Virginia Dems' top ten
Of the 134 local jurisdictions in the Commonwealth, here are the ten cities and counties in which the Democrats scored their biggest gains, comparing the 2004 and 2008 presidential elections:
- Harrisonburg : +14.69%
- Manassas Park : +14.53%
- Williamsburg : +12.47%
- Manassas : +12.06%
- Newport News : +11.95%
- Hampton : +11.62%
- Staunton : +11.55%
- Prince William County : +11.12%
- Hopewell County : +10.47%
- Henrico County : +10.09%
Yes, you read that right: Two of the top seven blue-shifting localities are right here in the Shenandoah Valley, the erstwhile Heartland of the Republican Party in Virginia: Harrisonburg is #1, and Staunton is #7. If that Olympic-sized reversal of political fortune doesn't make Republican Party leaders sit up and start paying closer attention to what's happening in this part the state, then nothing will.
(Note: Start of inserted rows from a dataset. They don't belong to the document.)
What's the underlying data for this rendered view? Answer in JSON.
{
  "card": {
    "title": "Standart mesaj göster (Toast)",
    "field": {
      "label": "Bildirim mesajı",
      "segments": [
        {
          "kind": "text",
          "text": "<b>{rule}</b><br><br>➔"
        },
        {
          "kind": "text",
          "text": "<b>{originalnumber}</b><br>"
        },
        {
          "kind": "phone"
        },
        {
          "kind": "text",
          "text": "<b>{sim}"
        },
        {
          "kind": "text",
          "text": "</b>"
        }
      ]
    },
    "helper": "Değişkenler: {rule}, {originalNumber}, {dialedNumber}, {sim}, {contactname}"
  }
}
As is often the case in Virginia, the correlation between legislative election results and the presidential election results was rather weak. Overall, the Democrats picked up three of the eleven congressional districts in Virginia, causing an abrupt shift in the balance of power from 8 GOP vs. 3 Democrats to 5 GOP vs. 6 Democrats. Barack Obama's "coat-tail effect" almost certainly made the difference in the extremely tight Fifth District race, which was apparently won by the Democrats.* It probably played a major part in the defeat of incumbent Thelma Drake by Glenn Nye in the Second District, where the margin of victory was four percent. In three of the districts in which they retained control, the Republicans suffered a significant decline in vote percentage compared to 2004. The Democrats are surely taking a good, hard look at vulnerabilities on the Republican side as they prepare to build on their majority two years from now. The First District, successfully held by incumbent Republican Rob Wittman (a "moderate," who replaced the late Rep. JoAnn Davis), experienced a marked "blue shift" in the presidential race, and that would be one of their likely prime targets for 2010.
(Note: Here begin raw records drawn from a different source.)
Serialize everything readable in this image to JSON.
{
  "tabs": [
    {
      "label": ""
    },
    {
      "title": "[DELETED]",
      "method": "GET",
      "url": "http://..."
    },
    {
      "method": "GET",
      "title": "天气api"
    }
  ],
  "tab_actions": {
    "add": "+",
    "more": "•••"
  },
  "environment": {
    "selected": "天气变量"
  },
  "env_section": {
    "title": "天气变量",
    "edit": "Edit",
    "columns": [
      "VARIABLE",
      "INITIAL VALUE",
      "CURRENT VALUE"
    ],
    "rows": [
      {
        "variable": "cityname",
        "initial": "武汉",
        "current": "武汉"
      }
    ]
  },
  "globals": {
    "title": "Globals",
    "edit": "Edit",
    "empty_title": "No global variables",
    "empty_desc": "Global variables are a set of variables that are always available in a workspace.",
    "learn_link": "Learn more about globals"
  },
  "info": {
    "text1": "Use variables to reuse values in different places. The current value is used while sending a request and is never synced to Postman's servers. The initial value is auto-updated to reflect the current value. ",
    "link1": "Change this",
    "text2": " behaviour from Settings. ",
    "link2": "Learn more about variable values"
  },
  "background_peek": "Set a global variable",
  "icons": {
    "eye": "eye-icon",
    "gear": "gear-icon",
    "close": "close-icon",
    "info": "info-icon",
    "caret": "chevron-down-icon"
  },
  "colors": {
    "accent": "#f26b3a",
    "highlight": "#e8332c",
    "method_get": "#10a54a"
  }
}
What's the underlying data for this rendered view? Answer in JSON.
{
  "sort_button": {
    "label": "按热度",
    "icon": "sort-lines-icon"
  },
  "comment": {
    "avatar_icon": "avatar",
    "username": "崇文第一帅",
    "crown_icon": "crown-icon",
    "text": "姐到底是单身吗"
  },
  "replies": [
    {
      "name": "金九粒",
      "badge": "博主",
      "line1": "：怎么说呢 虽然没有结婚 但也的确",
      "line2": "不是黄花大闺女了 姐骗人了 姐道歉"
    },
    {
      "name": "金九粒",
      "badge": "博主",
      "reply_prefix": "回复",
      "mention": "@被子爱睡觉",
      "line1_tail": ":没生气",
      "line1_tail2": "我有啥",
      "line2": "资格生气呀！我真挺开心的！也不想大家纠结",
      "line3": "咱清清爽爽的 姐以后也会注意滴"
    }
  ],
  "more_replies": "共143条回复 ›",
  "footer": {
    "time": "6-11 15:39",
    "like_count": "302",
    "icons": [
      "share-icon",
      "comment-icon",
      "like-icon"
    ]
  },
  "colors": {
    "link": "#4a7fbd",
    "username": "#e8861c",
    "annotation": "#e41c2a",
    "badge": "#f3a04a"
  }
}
The "geographical migration" of the Republican Base toward the southwest points to an obvious goal for the GOP in the 2010 elections: Get Rick Boucher! The 14-term (!) House Democrat was unopposed this year, even though only one county in his Ninth District went for the Obama-Biden ticket: Montgomery, which is home to Virginia Tech. If the Republicans can't field a viable candidate in the part of the state where they are the strongest, then something is seriously wrong.
* NOTE: Democrat Tom Perriello was just declared the winner in the Fifth Congressional District, but incumbent Rep. Virgil Goode says he will request a recount, because the margin is so small, so the map above may need to be revised later.